4. “Amends,” Buffy the Vampire Slayer

Speaking of inner demons, for a show that makes it its business to fight them, there's not a demon in sight in Buffy the Vampire Slayer's outstanding Christmas episode, "Amends." That's because this Angel-centric episode is all about dealing with the ghosts of one's past, spurred on by the First Evil. But the episode's slow-moving, existential take on Christmas just works, with Buffy (Sarah Michelle Gellar) and Angel's (David Boreanaz) climactic battle of philosophies taking on shades of It's a Wonderful Life and the ever-present A Christmas Carol. Haunted by the ghosts of the countless people he's killed, Angel decides to put an end to his misery. As Angel bemoans that he is not strong enough to live, Buffy tearfully counters, "Strong is fighting! It's hard, and it's painful, and it's every day. It's what we have to do. And we can do it together." It's not her words that stop her — that would be too sentimental for this dark episode — but Christmas magic: snowfall in California. The episode offers a bold approach to a potentially treacly Christmas episode, introducing a sinister, abstract presence that Buffy can't punch, and an uplifting ending that seems miraculous even by Buffy's standards.

Where to Find It: Hulu

3. “Simpsons Roasting on an Open Fire,” The Simpsons

It's fitting that America's favorite long-running cartoon would have kicked off its 28-year run with a Christmas episode. The very first episode of The Simpsons to air was its Christmas special, "Simpsons Roasting on an Open Fire," and it's a little shocking to see how much the family has changed since then: Homer was a mean grouch, Springfield was a drab middle-America town. But even as the episode goes down some dark and surprisingly grim paths, The Simpsons wraps up its introduction in a nice red bow, making you fall in love with the humble family as they close out the episode with a heart-warming rendition of "Rudolph the Red-Nosed Reindeer."

Where to Find It: FXNow or with a Preview Pass or cable login

2. “Night of the Meek,” The Twilight Zone

The Twilight Zone bucks its reputation as a purveyor of macabre morality tales for this earnest episode about a down-on-his-luck man who only wants to save Christmas.
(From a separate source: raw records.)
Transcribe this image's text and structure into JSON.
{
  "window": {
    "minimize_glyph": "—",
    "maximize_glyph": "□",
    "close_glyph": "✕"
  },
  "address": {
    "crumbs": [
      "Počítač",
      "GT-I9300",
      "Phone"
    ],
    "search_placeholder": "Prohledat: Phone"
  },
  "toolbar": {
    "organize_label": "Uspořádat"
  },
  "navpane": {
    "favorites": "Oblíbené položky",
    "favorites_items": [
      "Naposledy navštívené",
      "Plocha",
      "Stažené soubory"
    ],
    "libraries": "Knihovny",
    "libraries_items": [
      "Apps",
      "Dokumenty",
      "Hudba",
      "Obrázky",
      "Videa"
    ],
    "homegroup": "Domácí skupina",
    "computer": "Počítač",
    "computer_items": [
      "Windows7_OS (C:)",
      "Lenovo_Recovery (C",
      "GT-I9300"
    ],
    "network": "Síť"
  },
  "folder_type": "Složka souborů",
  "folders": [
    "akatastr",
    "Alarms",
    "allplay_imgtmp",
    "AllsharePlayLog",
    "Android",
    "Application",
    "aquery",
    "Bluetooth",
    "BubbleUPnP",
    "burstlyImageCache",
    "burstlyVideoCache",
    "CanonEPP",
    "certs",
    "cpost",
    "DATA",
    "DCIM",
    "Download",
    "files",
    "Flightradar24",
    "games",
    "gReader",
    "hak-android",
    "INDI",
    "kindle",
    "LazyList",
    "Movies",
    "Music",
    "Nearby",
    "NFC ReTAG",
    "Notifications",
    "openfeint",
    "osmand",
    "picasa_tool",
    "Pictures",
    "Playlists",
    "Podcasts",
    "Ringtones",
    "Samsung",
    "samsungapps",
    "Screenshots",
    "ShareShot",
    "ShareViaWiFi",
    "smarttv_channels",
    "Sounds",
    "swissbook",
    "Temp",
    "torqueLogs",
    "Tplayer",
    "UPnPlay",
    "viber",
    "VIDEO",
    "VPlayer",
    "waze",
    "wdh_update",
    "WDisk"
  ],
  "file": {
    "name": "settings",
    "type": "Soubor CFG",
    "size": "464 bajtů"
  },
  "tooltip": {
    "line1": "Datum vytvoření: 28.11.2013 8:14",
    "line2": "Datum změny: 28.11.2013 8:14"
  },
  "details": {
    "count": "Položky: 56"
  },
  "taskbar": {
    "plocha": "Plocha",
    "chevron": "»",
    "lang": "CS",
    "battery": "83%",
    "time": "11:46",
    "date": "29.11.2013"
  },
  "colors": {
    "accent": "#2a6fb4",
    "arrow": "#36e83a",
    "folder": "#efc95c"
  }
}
An alcoholic mall Santa becomes despondent at people losing sight of the true spirit of Christmas, only to discover a magical gift-giving bag that allows him to be the real Santa Claus for a night. The twist: there is none. He is able to give joy to children, adults, and even the authorities who arrest him for stealing the presents that he doles out. Like Rod Serling tells us in the closing narration, that's the "wondrous magic to Christmas."Where to Find It: Netflix

1. “The Constant,” Lost

"The Constant" is by far one of the best episodes of Lost, if not one of the best hours of television ever. And to tell the truth, Christmas plays a minimal but pivotal role in this metaphysical episode, merely providing the setting for Desmond (Henry Ian Cusick) and Penny's (Sonya Walger) reunion. But despite the sci-fi technobabble and the head-spinning narrative, "The Constant" is at its heart the ultimate Christmas episode. The episode follows a confused Desmond as he becomes "unstuck" in time, flashing back and forth between his past and present. The temporal whiplash threatens to drive Desmond mad, unless he can find a "constant," a person who can ground his subconscious at any point in his life. That person is Penny, the love of his life, with whom he reunites in a teary phone call on Christmas, the two of them stuttering their love for each other before quickly being separated again. It's a dense, gripping episode that plays as a perfect parable about the holidays: There's nothing that is truer to Christmas spirit than celebrating human connection amidst the chaos and uncertainty of the world.

Where to Find It: Netflix (But hurry, it's leaving in January.)